If you've heard their singles then much of If You Wait may feel expected, but that's not to say it's without surprise; rather, it's more concerned with expansion of what's already been established than wild experimentation. Gently pushing out the edges of their acoustics on tracks like 'Interlude (live)', which sustains a fragile marriage between glacial piano lines and tightly measured percussion, or 'Flickers' which hums with hand beaten rhythms and quivering reverb. The sonic embers of both, igniting in bated crescendos, which briefly expose their subtle intricacies, before dying back to a distant glow.

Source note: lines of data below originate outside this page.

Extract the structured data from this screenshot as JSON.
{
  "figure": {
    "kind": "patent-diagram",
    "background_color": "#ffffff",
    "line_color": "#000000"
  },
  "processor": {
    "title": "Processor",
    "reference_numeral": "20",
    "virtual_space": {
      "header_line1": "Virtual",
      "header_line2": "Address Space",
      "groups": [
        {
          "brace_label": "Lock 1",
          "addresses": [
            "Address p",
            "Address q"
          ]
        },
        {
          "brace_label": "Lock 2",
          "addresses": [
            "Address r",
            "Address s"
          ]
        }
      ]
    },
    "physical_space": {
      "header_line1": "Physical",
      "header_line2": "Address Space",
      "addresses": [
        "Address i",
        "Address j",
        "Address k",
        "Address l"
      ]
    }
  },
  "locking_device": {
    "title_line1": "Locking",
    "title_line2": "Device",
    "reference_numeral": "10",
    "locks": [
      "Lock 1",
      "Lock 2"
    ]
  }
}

Major and Rothman deftly balance their sound somewhere between the immediate and the restrained, feeling vital but rarely obtrusive. Whether that's in the faltering pianos, taut guitars and shuddering breaks of 'Stay Awake', the indistinct throbs of 'Strong' or the brittle, sharply-plucked atmospherics of 'Shyer', each track is coated in a carefully honed gossamer mist that serves to suspends Reid's forlorn vocals at their centre.
The searing beauty in Reid's voice is a counterpoint, not only to this understated soundtracking, but also to her shattering lyrics, which concern themselves with the emotional rollercoaster of youth. Most evocative on tracks like "Wasting My Young Years" where she gently intones, "Don't you know that it's only fear/I wouldn't worry, you have all your life/I've heard it takes some time to get it right". Her emotive lyrics a tender encapsulation of that moment you first realised relationships could crumble, romances could die and yearning could give way to loneliness.
Reid's vocal has an unabashed folky edge to it, which she exerts with a masterly control that allows her to dominate songs but never overpower them. So she can sound radiant and defiant one moment as she breathlessly questions, "What are you afraid of?/Making it better?" on 'Sights', or wounded and ominous as she threatens to "Tell us something you don't want to hear", amongst the gloomy breakbeats of "Nightcall". A talent, which could arguably be distilled to its essence on the title track "If You Wait", where her voice acts as a beacon to guide you safely through a sparse emotional landscape in one breath: "Can you give me everything, everything, everything?", only to wreck you upon the shore in the next, "Because I can't give you anything".
If You Wait is a consistently rewarding and well executed record, that affords London Grammar more space to curate their poignant and spine tingling pop than before. It's an assured collection of 11 songs that capture a mixture of exhilaration and heartbreak that is all their own.
9Tom Fenwick's Score